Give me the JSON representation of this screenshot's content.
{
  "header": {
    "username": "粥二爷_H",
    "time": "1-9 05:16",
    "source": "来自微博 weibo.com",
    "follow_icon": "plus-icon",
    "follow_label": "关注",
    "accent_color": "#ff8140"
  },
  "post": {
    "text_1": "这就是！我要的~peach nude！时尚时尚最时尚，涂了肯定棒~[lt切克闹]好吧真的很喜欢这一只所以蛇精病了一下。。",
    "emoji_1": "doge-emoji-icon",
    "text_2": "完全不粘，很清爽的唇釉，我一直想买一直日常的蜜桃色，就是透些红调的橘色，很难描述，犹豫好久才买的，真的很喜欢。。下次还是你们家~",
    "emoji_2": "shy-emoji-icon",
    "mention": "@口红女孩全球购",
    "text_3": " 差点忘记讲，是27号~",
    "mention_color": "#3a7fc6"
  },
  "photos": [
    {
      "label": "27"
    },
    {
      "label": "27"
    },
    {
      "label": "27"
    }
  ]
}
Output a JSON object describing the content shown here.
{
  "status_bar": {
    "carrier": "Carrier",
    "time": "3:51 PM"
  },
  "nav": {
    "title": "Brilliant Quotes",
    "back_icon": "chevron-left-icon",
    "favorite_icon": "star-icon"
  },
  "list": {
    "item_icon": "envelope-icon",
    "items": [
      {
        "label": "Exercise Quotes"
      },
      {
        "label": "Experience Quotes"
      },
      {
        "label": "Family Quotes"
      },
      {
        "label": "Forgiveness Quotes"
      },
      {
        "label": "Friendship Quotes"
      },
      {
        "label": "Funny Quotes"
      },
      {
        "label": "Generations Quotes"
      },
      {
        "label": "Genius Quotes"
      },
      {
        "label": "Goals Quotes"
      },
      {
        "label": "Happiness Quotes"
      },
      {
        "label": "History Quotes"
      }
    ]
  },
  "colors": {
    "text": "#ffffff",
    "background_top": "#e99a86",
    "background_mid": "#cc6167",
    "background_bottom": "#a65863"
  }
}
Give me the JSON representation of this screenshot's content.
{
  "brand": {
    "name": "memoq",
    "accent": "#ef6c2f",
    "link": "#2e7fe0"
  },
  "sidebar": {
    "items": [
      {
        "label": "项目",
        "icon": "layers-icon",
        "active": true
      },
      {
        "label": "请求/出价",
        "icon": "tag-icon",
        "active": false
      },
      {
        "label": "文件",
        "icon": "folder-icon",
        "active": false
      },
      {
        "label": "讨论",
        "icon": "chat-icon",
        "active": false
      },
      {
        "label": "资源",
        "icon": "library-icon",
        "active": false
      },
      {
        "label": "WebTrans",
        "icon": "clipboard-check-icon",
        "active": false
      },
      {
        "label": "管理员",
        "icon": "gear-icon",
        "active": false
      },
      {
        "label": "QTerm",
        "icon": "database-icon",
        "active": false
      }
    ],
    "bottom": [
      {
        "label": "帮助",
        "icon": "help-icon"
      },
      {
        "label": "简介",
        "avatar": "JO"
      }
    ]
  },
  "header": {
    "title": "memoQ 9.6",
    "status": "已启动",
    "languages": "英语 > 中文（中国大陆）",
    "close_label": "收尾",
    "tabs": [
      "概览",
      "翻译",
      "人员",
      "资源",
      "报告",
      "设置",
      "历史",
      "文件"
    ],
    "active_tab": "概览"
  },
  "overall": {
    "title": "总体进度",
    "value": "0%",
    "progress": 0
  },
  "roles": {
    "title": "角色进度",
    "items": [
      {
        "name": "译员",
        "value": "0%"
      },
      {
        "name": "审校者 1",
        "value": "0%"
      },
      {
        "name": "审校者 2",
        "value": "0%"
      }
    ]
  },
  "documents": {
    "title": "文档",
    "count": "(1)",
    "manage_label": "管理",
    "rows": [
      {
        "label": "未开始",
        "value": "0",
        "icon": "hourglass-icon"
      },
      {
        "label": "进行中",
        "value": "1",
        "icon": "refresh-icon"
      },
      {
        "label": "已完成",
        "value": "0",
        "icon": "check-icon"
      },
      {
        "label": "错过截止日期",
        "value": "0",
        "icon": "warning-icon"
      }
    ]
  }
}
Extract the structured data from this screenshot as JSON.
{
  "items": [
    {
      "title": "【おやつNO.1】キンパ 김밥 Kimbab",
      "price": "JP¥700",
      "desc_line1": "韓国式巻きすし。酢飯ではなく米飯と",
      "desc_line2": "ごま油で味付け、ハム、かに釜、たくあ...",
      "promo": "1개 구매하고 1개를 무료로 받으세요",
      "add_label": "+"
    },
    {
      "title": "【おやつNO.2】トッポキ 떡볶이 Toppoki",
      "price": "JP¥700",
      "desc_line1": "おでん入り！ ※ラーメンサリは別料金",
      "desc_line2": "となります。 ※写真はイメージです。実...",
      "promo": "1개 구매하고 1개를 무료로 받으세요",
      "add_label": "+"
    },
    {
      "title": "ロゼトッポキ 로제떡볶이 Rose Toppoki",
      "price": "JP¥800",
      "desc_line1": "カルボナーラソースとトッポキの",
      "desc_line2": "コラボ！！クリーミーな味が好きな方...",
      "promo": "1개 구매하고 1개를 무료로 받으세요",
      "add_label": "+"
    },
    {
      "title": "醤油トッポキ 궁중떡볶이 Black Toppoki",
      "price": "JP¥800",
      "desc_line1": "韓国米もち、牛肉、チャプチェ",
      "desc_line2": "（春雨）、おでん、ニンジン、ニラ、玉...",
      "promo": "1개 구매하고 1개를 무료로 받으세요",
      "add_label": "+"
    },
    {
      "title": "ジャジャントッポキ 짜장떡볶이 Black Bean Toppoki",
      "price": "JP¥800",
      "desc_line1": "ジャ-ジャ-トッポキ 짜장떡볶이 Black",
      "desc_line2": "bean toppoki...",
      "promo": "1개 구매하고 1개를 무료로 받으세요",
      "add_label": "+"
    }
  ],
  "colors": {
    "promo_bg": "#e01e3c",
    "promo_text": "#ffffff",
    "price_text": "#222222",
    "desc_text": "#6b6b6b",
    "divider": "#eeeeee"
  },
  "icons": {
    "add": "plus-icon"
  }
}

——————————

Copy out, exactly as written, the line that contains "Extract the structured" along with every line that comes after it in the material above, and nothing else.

■ **YOUR SOLUTION**:
Extract the structured data from this screenshot as JSON.
{
  "items": [
    {
      "title": "【おやつNO.1】キンパ 김밥 Kimbab",
      "price": "JP¥700",
      "desc_line1": "韓国式巻きすし。酢飯ではなく米飯と",
      "desc_line2": "ごま油で味付け、ハム、かに釜、たくあ...",
      "promo": "1개 구매하고 1개를 무료로 받으세요",
      "add_label": "+"
    },
    {
      "title": "【おやつNO.2】トッポキ 떡볶이 Toppoki",
      "price": "JP¥700",
      "desc_line1": "おでん入り！ ※ラーメンサリは別料金",
      "desc_line2": "となります。 ※写真はイメージです。実...",
      "promo": "1개 구매하고 1개를 무료로 받으세요",
      "add_label": "+"
    },
    {
      "title": "ロゼトッポキ 로제떡볶이 Rose Toppoki",
      "price": "JP¥800",
      "desc_line1": "カルボナーラソースとトッポキの",
      "desc_line2": "コラボ！！クリーミーな味が好きな方...",
      "promo": "1개 구매하고 1개를 무료로 받으세요",
      "add_label": "+"
    },
    {
      "title": "醤油トッポキ 궁중떡볶이 Black Toppoki",
      "price": "JP¥800",
      "desc_line1": "韓国米もち、牛肉、チャプチェ",
      "desc_line2": "（春雨）、おでん、ニンジン、ニラ、玉...",
      "promo": "1개 구매하고 1개를 무료로 받으세요",
      "add_label": "+"
    },
    {
      "title": "ジャジャントッポキ 짜장떡볶이 Black Bean Toppoki",
      "price": "JP¥800",
      "desc_line1": "ジャ-ジャ-トッポキ 짜장떡볶이 Black",
      "desc_line2": "bean toppoki...",
      "promo": "1개 구매하고 1개를 무료로 받으세요",
      "add_label": "+"
    }
  ],
  "colors": {
    "promo_bg": "#e01e3c",
    "promo_text": "#ffffff",
    "price_text": "#222222",
    "desc_text": "#6b6b6b",
    "divider": "#eeeeee"
  },
  "icons": {
    "add": "plus-icon"
  }
}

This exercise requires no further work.